Saturday, December 26, 2009
Monday, December 21, 2009
Friday, December 18, 2009
Tuesday, December 15, 2009
Many similes link human and plants, so that a creeper around a tree is compared to the arms of a young girl “chained around my neck” (Caurapañcaśikā), and the trees moved by winds in the Rāmāyaṇa rustle and seem “almost …to weep”. Do such literary instances prove something about their authors' view of plants? Did they believe that trees feel love and suffer? By and large, I think that plants in such similes do not express love, etc. It is rather up to poets to read a vegetal behaviour along the line of a human one, so that a creeper is poetically described as wanting to adhere to its beloved tree.
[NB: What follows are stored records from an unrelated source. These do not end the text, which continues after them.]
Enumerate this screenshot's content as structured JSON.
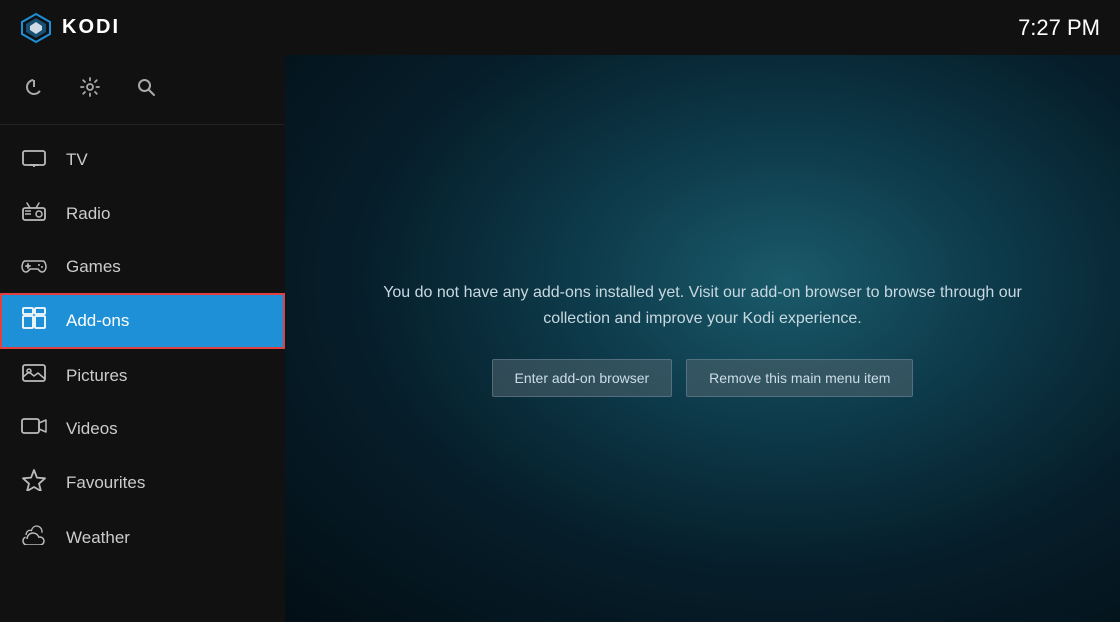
{
  "topbar": {
    "app_name": "KODI",
    "time": "7:27 PM"
  },
  "sidebar": {
    "icons": [
      {
        "name": "power-icon",
        "symbol": "⏻",
        "label": "Power"
      },
      {
        "name": "settings-icon",
        "symbol": "⚙",
        "label": "Settings"
      },
      {
        "name": "search-icon",
        "symbol": "🔍",
        "label": "Search"
      }
    ],
    "nav_items": [
      {
        "id": "tv",
        "label": "TV",
        "icon": "📺",
        "active": false
      },
      {
        "id": "radio",
        "label": "Radio",
        "icon": "📻",
        "active": false
      },
      {
        "id": "games",
        "label": "Games",
        "icon": "🎮",
        "active": false
      },
      {
        "id": "addons",
        "label": "Add-ons",
        "icon": "📦",
        "active": true
      },
      {
        "id": "pictures",
        "label": "Pictures",
        "icon": "🖼",
        "active": false
      },
      {
        "id": "videos",
        "label": "Videos",
        "icon": "🎞",
        "active": false
      },
      {
        "id": "favourites",
        "label": "Favourites",
        "icon": "⭐",
        "active": false
      },
      {
        "id": "weather",
        "label": "Weather",
        "icon": "🌥",
        "active": false
      }
    ]
  },
  "content": {
    "message": "You do not have any add-ons installed yet. Visit our add-on browser to browse through our collection and improve your Kodi experience.",
    "button_browser": "Enter add-on browser",
    "button_remove": "Remove this main menu item"
  }
}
Therefore, the burden of the expression of love or grief is on the poet, not on the plants. Similarly, in many Western languages, some sorts of willows are called “weeping willows”, not because one believes them to grieve for something, but rather because their branches, bent downwards, remind us of our behaviour while grieving.
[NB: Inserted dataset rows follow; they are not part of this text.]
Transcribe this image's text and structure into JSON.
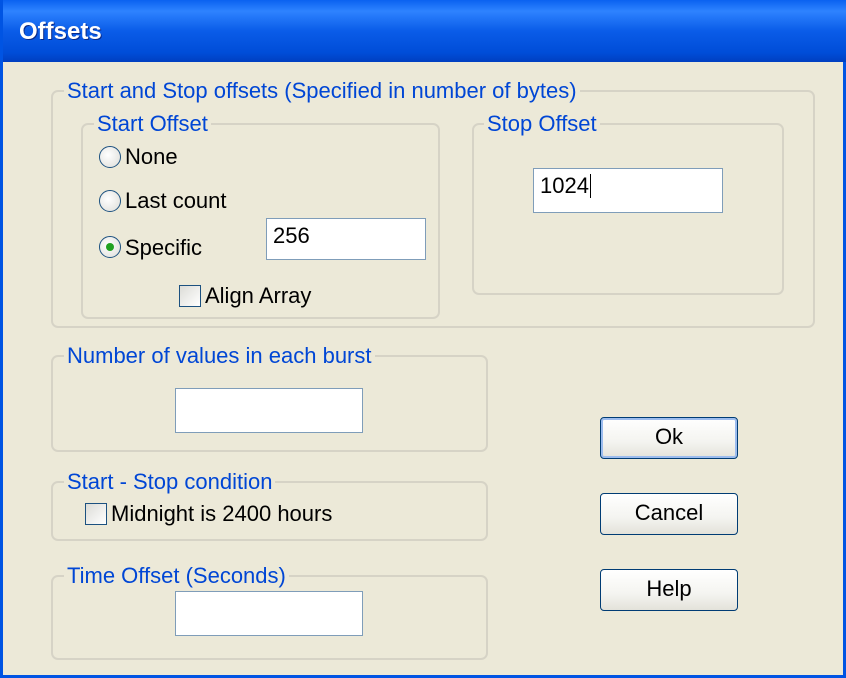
{
  "window": {
    "title": "Offsets"
  },
  "offsets_group": {
    "legend": "Start and Stop offsets (Specified in number of bytes)",
    "start_offset": {
      "legend": "Start Offset",
      "options": [
        {
          "label": "None",
          "checked": false
        },
        {
          "label": "Last count",
          "checked": false
        },
        {
          "label": "Specific",
          "checked": true
        }
      ],
      "specific_value": "256",
      "align_array": {
        "label": "Align Array",
        "checked": false
      }
    },
    "stop_offset": {
      "legend": "Stop Offset",
      "value": "1024"
    }
  },
  "burst_group": {
    "legend": "Number of values in each burst",
    "value": ""
  },
  "start_stop_group": {
    "legend": "Start - Stop condition",
    "midnight": {
      "label": "Midnight is 2400 hours",
      "checked": false
    }
  },
  "time_offset_group": {
    "legend": "Time Offset (Seconds)",
    "value": ""
  },
  "buttons": {
    "ok": "Ok",
    "cancel": "Cancel",
    "help": "Help"
  }
}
But what about the pre-history of such expressions? Are they grounded in an older belief in the common nature of all parts of the cosmos?
Thursday, December 3, 2009
“To regard wedded love as exclusively an objective means to the union of wedlock, and the latter in turn as a means to procreation, would be to subordinate entirely man in quantum homo to man in quantum animal — a thoroughly materialistic view” (D. von Hildebrand, In Defense of Purity, 10-11.).
To me, this view sound ultimately convincing. Still, recently the Catholic Church (to name the one I am more familiar with) has often been upholding this kind of materialistic views on many themes. For instance, one thinks at the stress on the necessity of keeping artificially alive even people who will never regain consciousness (after, e.g., a major car accident) and had previously expressed the desire NOT to be kept alive in similar extreme conditions. Does not this amount to preferring a materialistic identification of (animal or even "vegetal") life as what has anyway to be preserved, independent of its worth as the life of a human person?
Similarly, the stress on the necessity to preserve every single (human) zygote does not seem to regard its spiritual potentiality, but is rather often motivated by the need to safeguard life –understood in a positivistic, materialistic way, that is, as cells and DNA.
I am not saying I do not agree on the content of such actions. I am just disappointed by the materialistic attitude by which they seem to be motivated.